We see each other infrequently because I live in Clifden and don’t go up to Dublin all that often. We meet randomly, but Tom’s always good company, always delivers himself of literary quirks and quotes. He’s good craic to be with.

I came to Ireland when I was 18, in 1969. I saw a documentary on Ireland when I was a young person and it just appealed to me. I do have an interest in language, in my own likewise. I do a bit of punning as Gaeilge too, although I should know more Irish. I like the possibilities of language, throwing it up in the air, reassembling it, seeing what it’s made of.

I would love to collaborate with Tom again. We’ve known each other for nearly 40 years now. We wouldn’t be dogging one another and there’s no great urgency on us to meet up. But we invariably bump into one another and there’s never a dull moment. He’s a handsome-looking dude, the women like him and he’s absolutely entertaining.

We have a mutual regard for one another. He’s better looking and a year or two younger, but I wouldn’t hold that against him. We haven’t changed much in 40 years: he’s gone white but essentially, in character, he hasn’t changed, he’s got better.

The Works by Joe Boske, published by Artisan House, is an illustrated collection that includes paintings, posters, album covers and book illustrations – created over his 45 years in Ireland.

Tom Mathews is a cartoonist, artist and writer who has published three collections of cartoons, written two books of poetry and a novel, and illustrated a dozen books. He has had 30 one-man shows and his paintings have been exhibited in 'Living Art' and at the RHA. Originally from Dalkey, Co Dublin, he lives in Harold's Cross

I think I met Joe in the old In Dublin magazine offices in 1975: he was doing a bit of freelance work and so was I. I don’t know if we became great pals overnight but I know that within two years we were dating two sisters, two gals from Tipperary. Both girls slipped away from us, but Joe and I saw a bit of each other then and we’ve been bumping into each other since.

Joe is, as he’ll tell you himself, 45 years a blow-in. He’s originally from Wolfsburg in Germany; now he’s more Irish than the Irish themselves. He is literally now indistinguishable from a Connemara man. Having said that, he retains something of the old savoir vivre; there is a dash of the Danube in his veins. This is nowhere more evident than in his unerring ability to select the correct drinks to accompany any meal. I remember we were in Kinvara one time and he unhesitatingly selected the correct 12 pints of cider to accompany the bag of dry roasted peanuts we were eating.

We share a lot: he’s brought out two collections of poetry, so have I. He’s a cartoonist, I’m a cartoonist. He’s a painter, I’m a painter. He has worked with his folk and trad music pals to produce a CD. I’m finishing a rock ‘n roll album. There are a lot of parallels.

In 2008 we had an exhibition of cartoons together in the Town Hall in Galway. It was called Counter Culture because we were leaning on a counter at the time. I’m best known as a cartoonist but have taken to painting, had an exhibition last year and will have a second one in April.

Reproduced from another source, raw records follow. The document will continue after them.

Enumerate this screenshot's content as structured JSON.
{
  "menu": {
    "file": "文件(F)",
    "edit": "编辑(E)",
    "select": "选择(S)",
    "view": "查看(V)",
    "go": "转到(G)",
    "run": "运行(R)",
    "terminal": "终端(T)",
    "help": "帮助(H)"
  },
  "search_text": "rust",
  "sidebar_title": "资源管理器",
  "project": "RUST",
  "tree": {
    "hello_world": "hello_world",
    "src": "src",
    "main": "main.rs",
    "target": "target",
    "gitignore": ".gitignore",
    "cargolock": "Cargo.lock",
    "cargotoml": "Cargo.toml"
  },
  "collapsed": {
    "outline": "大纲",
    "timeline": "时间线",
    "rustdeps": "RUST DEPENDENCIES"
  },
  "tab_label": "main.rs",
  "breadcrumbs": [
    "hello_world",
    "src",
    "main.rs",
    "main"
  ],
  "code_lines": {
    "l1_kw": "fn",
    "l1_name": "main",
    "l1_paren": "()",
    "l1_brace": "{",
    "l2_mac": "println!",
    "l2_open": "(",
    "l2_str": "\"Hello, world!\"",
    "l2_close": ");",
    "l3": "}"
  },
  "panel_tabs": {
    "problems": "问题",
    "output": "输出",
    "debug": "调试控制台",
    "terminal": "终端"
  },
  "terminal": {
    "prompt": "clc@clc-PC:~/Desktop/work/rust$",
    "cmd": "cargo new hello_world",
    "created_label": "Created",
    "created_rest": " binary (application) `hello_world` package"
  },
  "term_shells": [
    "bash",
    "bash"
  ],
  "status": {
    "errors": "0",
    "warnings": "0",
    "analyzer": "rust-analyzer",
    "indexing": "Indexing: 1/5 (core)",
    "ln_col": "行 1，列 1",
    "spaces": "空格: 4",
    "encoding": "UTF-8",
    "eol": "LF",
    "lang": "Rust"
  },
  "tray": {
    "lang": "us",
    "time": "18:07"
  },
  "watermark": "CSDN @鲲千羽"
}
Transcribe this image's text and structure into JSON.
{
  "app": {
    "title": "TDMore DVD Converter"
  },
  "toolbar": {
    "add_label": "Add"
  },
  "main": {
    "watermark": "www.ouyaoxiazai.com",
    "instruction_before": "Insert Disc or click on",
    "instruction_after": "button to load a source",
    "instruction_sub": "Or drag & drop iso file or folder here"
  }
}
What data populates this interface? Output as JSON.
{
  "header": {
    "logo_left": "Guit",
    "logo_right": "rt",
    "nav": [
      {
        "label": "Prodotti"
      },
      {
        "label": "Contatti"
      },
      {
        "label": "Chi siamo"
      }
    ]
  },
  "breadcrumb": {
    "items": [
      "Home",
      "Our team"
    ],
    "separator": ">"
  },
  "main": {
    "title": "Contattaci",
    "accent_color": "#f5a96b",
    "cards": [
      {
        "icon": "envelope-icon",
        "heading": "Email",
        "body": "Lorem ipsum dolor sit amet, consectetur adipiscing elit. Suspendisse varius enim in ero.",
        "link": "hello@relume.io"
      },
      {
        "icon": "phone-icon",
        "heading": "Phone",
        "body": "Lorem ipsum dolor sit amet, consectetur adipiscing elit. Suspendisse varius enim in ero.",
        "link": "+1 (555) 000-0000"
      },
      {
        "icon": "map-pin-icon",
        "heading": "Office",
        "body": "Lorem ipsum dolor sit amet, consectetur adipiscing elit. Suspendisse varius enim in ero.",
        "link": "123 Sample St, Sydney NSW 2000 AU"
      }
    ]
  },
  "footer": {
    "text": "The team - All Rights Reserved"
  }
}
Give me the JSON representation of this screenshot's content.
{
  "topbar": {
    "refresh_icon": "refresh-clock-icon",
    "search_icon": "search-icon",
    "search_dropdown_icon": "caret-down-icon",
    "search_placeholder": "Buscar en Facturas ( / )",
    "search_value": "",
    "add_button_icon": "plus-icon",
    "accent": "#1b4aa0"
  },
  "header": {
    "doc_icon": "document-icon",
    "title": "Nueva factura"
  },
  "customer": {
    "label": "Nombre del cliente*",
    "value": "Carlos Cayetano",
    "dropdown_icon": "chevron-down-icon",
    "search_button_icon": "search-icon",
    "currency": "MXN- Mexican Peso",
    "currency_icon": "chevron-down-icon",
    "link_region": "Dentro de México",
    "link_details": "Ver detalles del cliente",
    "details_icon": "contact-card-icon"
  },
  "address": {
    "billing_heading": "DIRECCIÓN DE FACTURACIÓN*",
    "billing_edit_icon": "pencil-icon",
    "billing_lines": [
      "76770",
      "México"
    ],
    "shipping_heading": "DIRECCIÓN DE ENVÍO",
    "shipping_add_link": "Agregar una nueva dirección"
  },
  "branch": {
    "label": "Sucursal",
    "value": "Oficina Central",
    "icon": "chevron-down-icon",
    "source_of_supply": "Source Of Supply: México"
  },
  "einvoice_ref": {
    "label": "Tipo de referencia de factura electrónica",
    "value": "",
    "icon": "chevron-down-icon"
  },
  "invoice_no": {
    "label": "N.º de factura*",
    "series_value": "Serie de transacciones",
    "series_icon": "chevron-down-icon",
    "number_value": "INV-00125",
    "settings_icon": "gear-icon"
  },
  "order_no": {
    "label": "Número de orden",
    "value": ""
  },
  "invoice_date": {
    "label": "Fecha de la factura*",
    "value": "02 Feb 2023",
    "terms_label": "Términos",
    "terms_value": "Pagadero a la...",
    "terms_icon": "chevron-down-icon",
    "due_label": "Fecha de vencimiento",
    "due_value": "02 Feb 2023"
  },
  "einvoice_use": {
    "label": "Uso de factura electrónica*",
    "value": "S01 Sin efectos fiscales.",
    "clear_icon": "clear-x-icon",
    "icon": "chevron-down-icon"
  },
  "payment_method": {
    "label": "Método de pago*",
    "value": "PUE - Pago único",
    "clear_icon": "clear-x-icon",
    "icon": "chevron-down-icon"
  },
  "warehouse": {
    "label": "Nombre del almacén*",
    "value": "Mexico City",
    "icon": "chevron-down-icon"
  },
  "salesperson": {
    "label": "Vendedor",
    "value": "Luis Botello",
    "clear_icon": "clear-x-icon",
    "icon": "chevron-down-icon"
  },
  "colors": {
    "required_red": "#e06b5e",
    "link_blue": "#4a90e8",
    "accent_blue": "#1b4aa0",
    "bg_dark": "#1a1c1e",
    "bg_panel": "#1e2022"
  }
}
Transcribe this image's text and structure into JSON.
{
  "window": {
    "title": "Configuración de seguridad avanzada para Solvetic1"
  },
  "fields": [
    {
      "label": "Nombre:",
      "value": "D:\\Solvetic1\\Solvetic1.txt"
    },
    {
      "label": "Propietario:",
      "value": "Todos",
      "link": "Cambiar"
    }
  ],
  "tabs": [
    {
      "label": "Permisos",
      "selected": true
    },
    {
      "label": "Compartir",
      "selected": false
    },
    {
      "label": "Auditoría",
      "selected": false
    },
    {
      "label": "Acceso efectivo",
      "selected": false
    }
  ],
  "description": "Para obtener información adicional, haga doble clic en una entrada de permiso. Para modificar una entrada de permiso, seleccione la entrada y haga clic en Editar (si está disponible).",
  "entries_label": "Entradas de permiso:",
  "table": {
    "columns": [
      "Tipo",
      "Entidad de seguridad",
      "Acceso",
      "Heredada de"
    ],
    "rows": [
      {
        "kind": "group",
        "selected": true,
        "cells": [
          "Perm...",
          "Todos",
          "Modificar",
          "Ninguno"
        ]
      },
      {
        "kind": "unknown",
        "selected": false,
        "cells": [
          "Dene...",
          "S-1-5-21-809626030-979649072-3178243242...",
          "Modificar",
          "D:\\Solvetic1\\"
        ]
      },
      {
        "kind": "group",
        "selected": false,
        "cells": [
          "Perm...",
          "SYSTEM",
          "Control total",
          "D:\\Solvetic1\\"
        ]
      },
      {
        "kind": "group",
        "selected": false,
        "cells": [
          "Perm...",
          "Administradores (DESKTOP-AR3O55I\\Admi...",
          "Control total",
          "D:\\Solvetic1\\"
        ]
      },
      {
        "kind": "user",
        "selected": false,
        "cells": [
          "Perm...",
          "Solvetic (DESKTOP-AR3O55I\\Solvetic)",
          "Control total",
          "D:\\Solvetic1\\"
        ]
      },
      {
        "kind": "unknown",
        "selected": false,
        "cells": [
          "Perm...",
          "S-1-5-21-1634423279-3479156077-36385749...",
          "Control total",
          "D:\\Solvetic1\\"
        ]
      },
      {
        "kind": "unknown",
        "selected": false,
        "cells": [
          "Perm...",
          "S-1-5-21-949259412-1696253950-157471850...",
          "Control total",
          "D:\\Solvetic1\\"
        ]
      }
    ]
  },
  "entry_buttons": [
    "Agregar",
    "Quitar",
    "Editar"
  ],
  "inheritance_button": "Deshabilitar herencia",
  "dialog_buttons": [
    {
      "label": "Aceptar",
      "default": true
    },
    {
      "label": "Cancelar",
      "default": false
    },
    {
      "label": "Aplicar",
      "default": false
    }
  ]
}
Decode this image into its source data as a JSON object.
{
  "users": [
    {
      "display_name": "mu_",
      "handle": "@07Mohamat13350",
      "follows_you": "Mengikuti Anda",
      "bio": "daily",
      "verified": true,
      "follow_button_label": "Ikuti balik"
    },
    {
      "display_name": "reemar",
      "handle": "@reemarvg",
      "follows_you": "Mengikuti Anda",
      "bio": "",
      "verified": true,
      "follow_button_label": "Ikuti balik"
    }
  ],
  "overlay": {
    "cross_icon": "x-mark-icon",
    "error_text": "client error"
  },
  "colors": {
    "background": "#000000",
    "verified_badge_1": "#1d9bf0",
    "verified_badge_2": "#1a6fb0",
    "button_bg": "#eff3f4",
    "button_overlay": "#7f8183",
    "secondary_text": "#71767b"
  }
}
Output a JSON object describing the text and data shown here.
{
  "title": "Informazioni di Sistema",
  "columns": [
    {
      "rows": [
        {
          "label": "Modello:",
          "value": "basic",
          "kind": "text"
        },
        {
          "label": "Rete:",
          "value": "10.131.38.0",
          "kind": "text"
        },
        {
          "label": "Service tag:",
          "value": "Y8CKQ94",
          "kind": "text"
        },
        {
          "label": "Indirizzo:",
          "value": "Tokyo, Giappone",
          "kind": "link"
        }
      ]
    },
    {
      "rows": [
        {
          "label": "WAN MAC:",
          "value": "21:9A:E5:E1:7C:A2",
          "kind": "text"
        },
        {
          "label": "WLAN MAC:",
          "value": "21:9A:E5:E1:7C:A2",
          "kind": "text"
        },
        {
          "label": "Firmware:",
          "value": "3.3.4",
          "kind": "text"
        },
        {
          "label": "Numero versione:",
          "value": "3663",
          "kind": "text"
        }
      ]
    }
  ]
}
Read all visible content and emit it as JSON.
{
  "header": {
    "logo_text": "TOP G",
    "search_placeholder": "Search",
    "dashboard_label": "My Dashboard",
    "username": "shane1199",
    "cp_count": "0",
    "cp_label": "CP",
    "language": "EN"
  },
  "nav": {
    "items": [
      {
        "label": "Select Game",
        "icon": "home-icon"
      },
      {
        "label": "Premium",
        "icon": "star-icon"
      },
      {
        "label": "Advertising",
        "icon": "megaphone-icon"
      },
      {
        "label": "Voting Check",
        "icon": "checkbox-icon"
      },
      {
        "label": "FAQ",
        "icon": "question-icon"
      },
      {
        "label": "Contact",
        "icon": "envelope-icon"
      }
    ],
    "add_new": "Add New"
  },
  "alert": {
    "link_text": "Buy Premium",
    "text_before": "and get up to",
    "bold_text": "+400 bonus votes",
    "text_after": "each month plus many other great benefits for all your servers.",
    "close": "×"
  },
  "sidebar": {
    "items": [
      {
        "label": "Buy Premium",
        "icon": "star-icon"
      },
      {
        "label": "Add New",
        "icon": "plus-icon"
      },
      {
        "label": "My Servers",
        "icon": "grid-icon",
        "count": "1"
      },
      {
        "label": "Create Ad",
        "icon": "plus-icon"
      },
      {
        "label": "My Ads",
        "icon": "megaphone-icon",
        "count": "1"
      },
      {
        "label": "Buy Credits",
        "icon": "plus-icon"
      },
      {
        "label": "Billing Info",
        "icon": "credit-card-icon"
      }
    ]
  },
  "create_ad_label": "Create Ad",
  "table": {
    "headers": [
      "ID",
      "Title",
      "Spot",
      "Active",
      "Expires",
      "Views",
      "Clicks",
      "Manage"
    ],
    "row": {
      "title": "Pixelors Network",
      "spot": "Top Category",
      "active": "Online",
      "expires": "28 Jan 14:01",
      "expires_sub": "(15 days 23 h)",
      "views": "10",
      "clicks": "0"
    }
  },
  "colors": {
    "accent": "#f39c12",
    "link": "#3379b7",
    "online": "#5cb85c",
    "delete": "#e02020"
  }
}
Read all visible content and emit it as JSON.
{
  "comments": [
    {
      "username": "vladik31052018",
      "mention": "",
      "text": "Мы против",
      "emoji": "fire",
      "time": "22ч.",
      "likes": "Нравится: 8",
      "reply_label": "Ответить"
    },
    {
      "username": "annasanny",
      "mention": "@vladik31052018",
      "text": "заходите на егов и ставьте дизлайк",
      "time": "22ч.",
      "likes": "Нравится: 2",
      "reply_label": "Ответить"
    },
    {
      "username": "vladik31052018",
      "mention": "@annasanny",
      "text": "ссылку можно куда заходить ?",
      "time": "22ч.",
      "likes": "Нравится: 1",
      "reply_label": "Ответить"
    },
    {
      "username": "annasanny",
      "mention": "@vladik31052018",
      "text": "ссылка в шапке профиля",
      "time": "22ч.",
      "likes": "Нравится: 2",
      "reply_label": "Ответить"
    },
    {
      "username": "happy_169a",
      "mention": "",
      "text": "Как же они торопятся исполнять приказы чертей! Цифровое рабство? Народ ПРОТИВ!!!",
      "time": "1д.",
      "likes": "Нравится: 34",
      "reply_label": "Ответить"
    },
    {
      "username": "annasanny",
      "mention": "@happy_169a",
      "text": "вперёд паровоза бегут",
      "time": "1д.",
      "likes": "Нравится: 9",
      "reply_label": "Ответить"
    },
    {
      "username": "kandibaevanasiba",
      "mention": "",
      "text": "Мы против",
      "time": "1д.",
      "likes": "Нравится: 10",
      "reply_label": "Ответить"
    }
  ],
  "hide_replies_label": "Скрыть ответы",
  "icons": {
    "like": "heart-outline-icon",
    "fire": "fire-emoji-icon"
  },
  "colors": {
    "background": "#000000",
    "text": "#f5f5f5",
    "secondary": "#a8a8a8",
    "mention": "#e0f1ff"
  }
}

You could say Joe and I are brothers under the skin, although we don't see each other's skins that often. This year I've seen him twice. Joe has a great knowledge of Irish literature, he's a big Joyce man and I'm a big Joyce man. He also has better English than most native speakers. Joe's associated with the Galway Arts Festival because of his splendid posters, which dominate Naughton's Bar, my preferred local in Galway. The magical realist thing in him is very strong; he's a west of Ireland surrealist.

If we meet each other, we’re there for the day. I was in Naughton’s one afternoon and looked up at the ceiling and there is a painting of Joe. Then I went up to the front room of the bar and there he was himself. I said, there goes the evening and the night and the next day. And so it was, because that’s the way it is. When I fall into his company, I tend to stay in it.

He’s a gentleman in every sense of that word. I can’t imagine Joe doing anybody a bad turn. He’s just a big affable bear of a man.